Too often decision makers, be they private individuals, corporate chiefs, government bureaucrats, or politicians, make decisions based on the seen and ignore the unseen. That Debbie has empathy for Joe can be a good thing if properly channeled and cabined by considerations of the unseen. That Rene thinks Joe should be fired doesn’t maker her a villain or zealot, but simply caring about the full consequences of a particular action.

6 responses to A Christmas story


    Firing Joe may not help anyone. Joe’s replacement may not be better, something about the job may be part of the cause of Joe’s sub-par performance, and Joe may go on to damage others in his next job.

    Sometimes, an employee’s performance can be turned around. It’s usually worth a try, before incurring the expense and risk of replacing the employee.


    There’s good work on the topic of reference-dependent sympathy by Deborah Small.


    I have a similar story from my time as a summer associate at a big New York firm. They wanted summers to do pro bono to get the firm’s annual pro bono hours covered. The theme de jour that year was representing residents of projects who were being removed for drug dealing. So, we had a weekly ritual of being placed in a room where the firm’s pro bono coordinators told us one sob eviction story after another to solicit volunteers for yet another anti-eviction case. And I kept thinking — if the family of this drug dealer moves out, what do you think will happen with its apartment? Will it magically disappear? Will Donald Trump move in there? Will it become the headquarters of the Republican party? No, it will promptly become a new home for another impoverished family, which waited for years to get a shot at a free housing and likely stretched itself to the limit.
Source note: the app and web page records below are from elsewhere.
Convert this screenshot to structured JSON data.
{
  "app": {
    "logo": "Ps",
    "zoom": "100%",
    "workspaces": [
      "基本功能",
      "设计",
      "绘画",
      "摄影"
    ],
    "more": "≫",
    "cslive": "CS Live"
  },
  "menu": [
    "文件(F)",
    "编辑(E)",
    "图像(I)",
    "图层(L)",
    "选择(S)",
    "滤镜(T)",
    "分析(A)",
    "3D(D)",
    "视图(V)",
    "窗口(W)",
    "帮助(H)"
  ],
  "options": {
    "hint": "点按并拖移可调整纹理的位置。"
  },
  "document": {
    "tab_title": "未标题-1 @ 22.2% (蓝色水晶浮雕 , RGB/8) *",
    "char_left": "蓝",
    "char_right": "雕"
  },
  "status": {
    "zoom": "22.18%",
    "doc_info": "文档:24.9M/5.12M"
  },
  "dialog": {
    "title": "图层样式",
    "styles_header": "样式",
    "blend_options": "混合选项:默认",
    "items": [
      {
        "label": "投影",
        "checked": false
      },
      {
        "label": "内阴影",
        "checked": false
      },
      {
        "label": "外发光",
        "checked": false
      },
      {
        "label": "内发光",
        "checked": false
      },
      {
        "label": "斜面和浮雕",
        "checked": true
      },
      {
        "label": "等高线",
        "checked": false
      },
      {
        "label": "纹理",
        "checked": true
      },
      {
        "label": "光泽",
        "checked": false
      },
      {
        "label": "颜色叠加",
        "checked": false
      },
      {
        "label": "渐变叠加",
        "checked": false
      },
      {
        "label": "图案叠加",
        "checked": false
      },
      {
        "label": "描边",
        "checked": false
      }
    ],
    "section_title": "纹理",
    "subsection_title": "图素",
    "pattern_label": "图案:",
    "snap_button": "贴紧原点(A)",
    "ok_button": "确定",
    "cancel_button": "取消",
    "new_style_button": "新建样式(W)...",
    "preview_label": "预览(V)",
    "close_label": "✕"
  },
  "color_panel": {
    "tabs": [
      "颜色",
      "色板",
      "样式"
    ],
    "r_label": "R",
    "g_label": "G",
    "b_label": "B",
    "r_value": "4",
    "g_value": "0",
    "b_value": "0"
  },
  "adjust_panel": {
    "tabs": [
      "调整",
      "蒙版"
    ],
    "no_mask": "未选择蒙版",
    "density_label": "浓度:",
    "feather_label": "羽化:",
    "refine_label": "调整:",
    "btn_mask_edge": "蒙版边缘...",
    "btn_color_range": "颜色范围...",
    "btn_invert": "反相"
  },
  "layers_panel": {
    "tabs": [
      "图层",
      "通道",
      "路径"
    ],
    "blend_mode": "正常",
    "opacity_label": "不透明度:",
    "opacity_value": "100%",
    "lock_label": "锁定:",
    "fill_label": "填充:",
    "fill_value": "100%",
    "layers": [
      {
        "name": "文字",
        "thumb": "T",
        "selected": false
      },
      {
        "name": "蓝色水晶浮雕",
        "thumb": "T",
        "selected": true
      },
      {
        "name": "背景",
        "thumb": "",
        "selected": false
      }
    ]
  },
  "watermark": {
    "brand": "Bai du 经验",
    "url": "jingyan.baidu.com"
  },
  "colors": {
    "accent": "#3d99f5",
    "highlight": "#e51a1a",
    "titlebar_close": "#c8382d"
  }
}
The family that’s moving out already consumed its share of free housing — it seems only fair to give the apartment to someone else, even if drugs were not involved! Meanwhile, because drugs *were* involved, the swap of families benefits other residents of that project — a drug dealer is out, the building is safer, others will think twice before dealing, and so on. Somehow, pro bono folks could not see any of that. The unseen did not exist for them.
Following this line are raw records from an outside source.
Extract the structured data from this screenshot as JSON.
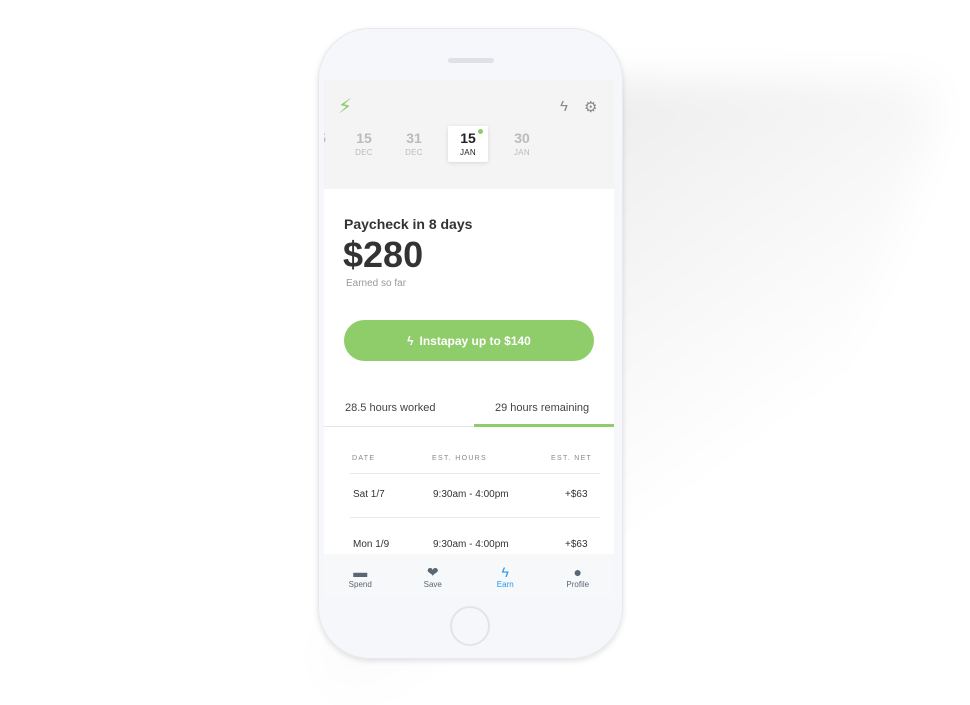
{
  "header": {
    "settings_icon": "gear-icon",
    "instapay_icon": "bolt-outline-icon"
  },
  "dates": [
    {
      "day": "5",
      "month": "C"
    },
    {
      "day": "15",
      "month": "DEC"
    },
    {
      "day": "31",
      "month": "DEC"
    },
    {
      "day": "15",
      "month": "JAN"
    },
    {
      "day": "30",
      "month": "JAN"
    }
  ],
  "paycheck": {
    "title": "Paycheck in 8 days",
    "amount": "$280",
    "subtitle": "Earned so far"
  },
  "instapay_label": "Instapay up to $140",
  "tabs": [
    {
      "label": "28.5 hours worked"
    },
    {
      "label": "29 hours remaining"
    }
  ],
  "table": {
    "headers": [
      "DATE",
      "EST. HOURS",
      "EST. NET"
    ],
    "rows": [
      [
        "Sat 1/7",
        "9:30am - 4:00pm",
        "+$63"
      ],
      [
        "Mon 1/9",
        "9:30am - 4:00pm",
        "+$63"
      ]
    ]
  },
  "nav": [
    {
      "label": "Spend"
    },
    {
      "label": "Save"
    },
    {
      "label": "Earn"
    },
    {
      "label": "Profile"
    }
  ],
  "colors": {
    "accent": "#8fcc6a",
    "nav_active": "#2196f3"
  }
}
    Your comment reminds me of a law school classmate of ours whose first reply to many classroom hypotheticals was a shrill and insistent, “But what about the children?!?!” Narrow or incomplete empathy comes in many guises (e.g., focusing on only the union employees, as in the comment above, or only folks below a certain age threshold or income level) and a tendency toward wider empathy has been known to give conservatives a bad reputation as cold and heartless. But I agree with you that taking the welfare of *all* stakeholders into account shows more, not less, empathy.
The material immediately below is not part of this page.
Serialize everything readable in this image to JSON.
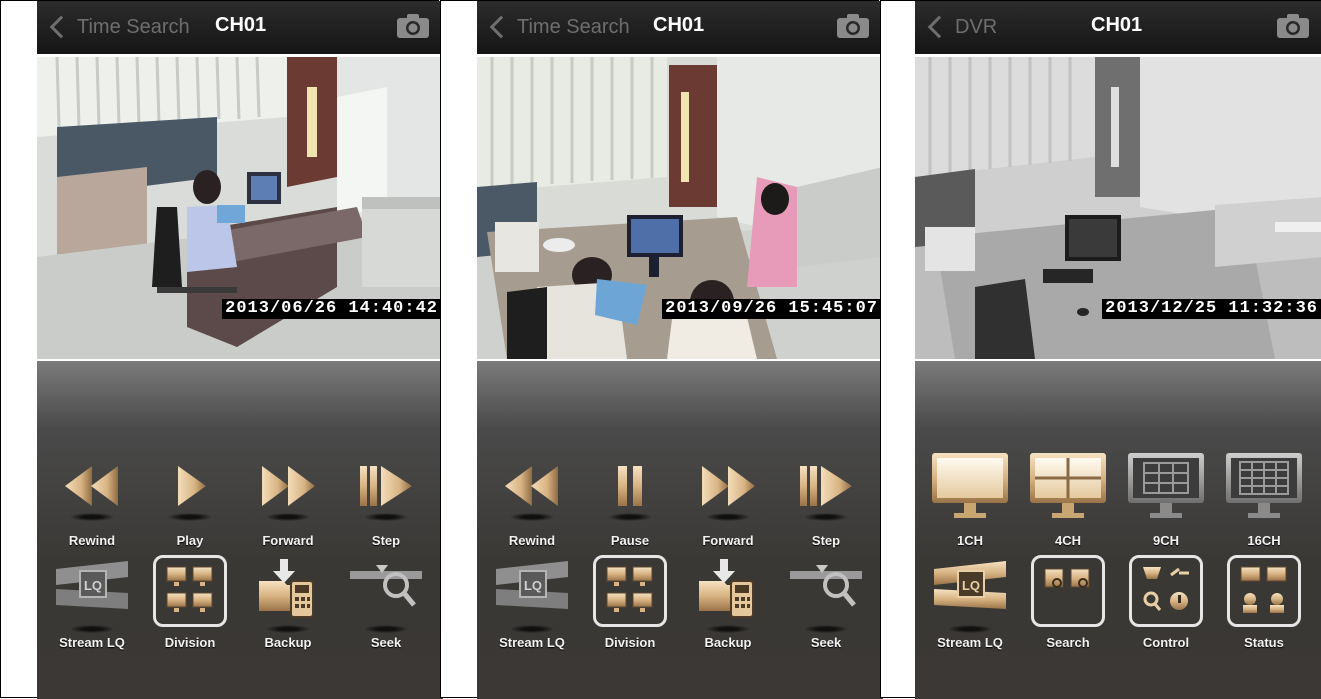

    So long as you define seen as ‘the person who hands you the check’ and the unseen as ‘the people who create the money,’ I think you’re spot on.


    I think you’re on to something here. I strongly support employee empowerment, but I think union supporters sometimes forget that it’s not all about the union. The NYT had a recent article on GM’s Lordstown plant which was beset by union strife:

    “In the 1970s, the factory’s 7,000 workers were so bitter toward management that thousands of Chevrolet Vegas rolled off the assembly line with slit upholstery and other damage. The hostility eventually led to a 22-day strike in 1972 that cost G.M. $150 million, and the term “Lordstown syndrome” became shorthand to describe rebellious American factory workers.

    Even when no intentional sabotage occurred, many Lordstown-built vehicles were of poor quality. G.M. had planned to abandon Lordstown, the site of many wildcat strikes, by 2002.”

    I don’t mean to cast the union as the sole villain here; I’m sure management earned its enmity. But who suffered from poor quality cars with slit upholstery?

    Here’s a link to the article, which has a more hopeful message: